▶ [Working data]:
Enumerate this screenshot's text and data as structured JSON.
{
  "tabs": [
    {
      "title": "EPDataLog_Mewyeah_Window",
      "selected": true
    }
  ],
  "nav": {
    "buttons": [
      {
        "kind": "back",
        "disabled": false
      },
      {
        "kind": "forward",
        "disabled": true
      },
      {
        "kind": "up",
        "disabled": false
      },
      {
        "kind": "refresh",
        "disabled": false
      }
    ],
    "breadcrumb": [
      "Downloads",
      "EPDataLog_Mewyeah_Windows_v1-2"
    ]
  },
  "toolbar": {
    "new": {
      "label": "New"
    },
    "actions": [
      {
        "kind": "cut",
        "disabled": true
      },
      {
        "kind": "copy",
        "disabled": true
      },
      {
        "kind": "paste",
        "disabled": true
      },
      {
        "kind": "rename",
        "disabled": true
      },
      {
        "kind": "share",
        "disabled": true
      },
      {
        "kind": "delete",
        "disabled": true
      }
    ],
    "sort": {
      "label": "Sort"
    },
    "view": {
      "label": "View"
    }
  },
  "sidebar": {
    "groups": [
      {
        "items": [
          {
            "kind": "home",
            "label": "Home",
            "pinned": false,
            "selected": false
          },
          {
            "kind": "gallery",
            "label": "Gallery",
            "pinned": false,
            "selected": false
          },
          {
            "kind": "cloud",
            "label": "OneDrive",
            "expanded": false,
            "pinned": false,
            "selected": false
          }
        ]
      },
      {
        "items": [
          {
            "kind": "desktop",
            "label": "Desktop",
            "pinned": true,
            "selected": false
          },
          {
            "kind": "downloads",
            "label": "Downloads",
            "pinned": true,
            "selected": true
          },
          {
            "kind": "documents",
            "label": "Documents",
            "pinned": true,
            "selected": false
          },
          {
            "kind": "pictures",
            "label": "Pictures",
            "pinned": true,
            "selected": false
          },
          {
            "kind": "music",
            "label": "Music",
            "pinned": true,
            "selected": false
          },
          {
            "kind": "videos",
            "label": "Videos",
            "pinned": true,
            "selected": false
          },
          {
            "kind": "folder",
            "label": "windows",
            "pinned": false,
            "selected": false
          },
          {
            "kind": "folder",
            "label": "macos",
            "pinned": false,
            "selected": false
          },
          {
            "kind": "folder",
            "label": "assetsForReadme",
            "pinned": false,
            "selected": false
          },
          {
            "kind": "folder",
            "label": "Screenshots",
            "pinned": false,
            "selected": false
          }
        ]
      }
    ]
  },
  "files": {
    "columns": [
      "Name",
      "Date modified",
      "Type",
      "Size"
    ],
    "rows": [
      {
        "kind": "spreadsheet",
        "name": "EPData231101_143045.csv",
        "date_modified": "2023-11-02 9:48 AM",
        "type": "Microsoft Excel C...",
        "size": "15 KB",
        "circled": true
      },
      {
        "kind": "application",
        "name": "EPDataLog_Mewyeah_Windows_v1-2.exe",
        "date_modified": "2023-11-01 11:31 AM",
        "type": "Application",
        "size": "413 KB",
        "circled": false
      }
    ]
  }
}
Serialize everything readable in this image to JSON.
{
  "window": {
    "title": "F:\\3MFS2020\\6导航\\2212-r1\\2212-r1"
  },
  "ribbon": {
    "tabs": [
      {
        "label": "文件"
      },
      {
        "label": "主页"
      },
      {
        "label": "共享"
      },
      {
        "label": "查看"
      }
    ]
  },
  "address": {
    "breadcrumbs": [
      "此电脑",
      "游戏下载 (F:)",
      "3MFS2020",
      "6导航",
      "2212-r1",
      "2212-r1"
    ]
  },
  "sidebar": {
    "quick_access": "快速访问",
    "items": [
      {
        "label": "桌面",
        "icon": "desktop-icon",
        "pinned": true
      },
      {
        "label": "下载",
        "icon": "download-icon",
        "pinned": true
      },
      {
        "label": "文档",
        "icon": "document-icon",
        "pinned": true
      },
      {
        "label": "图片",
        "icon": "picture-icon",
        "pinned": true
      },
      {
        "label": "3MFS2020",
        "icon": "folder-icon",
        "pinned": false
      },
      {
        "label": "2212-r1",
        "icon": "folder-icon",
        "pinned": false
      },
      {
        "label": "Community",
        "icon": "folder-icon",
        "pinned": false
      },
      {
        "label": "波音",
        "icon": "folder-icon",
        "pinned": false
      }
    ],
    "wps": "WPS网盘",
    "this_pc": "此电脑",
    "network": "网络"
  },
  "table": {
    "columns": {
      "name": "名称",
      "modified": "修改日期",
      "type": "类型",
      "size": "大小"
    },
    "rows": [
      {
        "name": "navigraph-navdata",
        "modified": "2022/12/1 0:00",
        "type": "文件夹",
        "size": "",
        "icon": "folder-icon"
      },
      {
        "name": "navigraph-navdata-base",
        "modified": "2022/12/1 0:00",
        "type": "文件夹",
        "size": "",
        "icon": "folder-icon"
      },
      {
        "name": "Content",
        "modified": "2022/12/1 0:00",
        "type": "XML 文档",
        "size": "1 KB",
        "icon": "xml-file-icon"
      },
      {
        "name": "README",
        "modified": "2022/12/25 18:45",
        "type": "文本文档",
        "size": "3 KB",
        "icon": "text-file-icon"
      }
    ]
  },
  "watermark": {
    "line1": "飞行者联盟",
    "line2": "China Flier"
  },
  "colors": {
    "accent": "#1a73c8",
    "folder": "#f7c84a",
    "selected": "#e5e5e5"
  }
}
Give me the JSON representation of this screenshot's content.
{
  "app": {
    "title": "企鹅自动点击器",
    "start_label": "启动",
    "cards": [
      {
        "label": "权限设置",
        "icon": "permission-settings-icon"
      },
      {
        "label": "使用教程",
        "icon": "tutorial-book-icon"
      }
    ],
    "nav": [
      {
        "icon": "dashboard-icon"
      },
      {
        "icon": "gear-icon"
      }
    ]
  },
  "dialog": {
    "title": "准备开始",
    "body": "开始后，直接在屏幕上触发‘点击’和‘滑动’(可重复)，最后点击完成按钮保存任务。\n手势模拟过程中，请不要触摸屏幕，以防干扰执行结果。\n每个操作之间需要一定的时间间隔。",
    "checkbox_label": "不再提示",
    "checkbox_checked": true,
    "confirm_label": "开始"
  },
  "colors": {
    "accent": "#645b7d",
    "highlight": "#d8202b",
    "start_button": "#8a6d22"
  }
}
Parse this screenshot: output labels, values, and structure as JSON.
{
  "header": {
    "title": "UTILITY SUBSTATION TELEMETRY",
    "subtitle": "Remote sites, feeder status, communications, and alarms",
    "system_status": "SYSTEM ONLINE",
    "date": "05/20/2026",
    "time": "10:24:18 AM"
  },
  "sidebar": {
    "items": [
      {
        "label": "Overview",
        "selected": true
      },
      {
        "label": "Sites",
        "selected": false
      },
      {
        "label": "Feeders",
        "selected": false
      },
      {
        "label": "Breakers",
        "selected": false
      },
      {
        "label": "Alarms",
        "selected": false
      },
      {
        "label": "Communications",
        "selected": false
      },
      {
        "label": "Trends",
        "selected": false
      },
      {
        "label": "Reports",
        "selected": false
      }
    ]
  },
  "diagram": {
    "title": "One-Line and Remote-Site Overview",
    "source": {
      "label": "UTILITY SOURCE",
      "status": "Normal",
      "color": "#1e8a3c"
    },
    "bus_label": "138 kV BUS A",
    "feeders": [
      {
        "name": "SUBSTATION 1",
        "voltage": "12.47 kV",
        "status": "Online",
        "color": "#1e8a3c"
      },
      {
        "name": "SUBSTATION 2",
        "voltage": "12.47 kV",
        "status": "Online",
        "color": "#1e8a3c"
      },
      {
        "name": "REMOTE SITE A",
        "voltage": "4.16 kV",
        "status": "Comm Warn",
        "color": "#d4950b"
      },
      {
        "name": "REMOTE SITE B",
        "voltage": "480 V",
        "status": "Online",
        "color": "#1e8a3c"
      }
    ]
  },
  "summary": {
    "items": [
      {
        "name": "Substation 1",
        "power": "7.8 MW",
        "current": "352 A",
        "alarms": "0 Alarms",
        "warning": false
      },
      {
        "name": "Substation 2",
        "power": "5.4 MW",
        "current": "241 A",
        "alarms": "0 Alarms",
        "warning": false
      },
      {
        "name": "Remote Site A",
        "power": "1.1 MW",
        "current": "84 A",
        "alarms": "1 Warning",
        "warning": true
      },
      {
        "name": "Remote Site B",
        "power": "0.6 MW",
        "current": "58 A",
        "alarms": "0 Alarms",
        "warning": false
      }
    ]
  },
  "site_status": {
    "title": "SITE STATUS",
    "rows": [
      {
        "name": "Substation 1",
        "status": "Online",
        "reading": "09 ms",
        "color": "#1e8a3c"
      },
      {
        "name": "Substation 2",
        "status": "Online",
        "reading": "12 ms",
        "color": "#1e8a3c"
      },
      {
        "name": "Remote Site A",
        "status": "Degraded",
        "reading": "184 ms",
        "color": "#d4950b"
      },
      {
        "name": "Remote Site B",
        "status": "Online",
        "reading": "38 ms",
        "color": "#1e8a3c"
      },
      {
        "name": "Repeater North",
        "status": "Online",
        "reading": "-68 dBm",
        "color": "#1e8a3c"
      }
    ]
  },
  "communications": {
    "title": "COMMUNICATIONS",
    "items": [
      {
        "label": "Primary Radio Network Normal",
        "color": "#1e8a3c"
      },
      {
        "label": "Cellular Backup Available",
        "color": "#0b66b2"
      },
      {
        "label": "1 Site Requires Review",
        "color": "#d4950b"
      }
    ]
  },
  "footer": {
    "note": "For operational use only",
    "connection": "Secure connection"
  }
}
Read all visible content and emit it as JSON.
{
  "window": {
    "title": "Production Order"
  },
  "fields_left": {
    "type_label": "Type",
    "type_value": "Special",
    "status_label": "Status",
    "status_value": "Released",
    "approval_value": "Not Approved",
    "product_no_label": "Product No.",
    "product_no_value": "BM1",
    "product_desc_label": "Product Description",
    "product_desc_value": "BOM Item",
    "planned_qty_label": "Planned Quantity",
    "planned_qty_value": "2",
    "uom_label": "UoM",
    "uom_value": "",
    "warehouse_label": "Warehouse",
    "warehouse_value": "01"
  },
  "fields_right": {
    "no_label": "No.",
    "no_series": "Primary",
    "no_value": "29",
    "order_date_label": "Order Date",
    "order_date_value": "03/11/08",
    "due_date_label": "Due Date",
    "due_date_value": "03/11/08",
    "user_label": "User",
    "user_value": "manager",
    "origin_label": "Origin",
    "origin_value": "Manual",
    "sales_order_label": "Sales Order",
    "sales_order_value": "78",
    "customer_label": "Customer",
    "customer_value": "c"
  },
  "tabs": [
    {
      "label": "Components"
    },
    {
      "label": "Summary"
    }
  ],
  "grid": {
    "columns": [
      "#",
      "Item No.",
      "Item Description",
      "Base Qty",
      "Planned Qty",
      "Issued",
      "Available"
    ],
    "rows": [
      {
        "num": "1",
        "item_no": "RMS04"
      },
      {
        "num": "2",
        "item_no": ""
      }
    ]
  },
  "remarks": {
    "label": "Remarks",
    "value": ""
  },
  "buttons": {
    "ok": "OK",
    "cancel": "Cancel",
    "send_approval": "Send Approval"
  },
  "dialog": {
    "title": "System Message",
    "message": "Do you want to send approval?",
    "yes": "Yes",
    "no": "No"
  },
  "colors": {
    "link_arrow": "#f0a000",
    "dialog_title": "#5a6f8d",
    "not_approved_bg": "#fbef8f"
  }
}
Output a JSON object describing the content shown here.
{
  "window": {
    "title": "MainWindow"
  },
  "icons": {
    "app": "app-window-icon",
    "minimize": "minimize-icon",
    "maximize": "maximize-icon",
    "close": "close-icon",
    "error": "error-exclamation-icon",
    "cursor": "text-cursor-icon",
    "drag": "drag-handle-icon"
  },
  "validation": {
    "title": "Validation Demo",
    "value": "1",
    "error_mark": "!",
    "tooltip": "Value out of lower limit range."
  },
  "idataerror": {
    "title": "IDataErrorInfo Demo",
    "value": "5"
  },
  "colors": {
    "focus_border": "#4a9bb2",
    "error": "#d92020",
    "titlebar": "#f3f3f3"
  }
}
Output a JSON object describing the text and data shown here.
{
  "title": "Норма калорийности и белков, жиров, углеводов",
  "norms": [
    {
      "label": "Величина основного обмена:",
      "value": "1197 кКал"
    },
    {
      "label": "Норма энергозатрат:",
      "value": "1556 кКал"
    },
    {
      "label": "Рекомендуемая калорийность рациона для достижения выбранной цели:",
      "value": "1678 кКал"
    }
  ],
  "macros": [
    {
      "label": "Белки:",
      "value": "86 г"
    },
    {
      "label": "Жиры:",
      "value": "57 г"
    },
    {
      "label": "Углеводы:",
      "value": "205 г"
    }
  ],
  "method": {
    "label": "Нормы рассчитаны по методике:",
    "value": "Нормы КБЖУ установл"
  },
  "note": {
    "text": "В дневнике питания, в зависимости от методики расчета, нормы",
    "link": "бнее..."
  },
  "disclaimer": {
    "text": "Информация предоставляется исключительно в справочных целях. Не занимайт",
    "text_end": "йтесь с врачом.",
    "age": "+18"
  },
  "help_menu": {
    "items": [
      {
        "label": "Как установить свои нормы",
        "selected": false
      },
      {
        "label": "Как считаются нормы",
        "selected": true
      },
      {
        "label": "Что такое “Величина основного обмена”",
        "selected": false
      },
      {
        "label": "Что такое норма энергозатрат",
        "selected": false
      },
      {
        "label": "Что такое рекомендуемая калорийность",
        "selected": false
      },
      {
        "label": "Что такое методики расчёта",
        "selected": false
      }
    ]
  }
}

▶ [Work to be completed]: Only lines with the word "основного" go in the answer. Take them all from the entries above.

▶ [The answer]:
      "label": "Величина основного обмена:",
        "label": "Что такое “Величина основного обмена”",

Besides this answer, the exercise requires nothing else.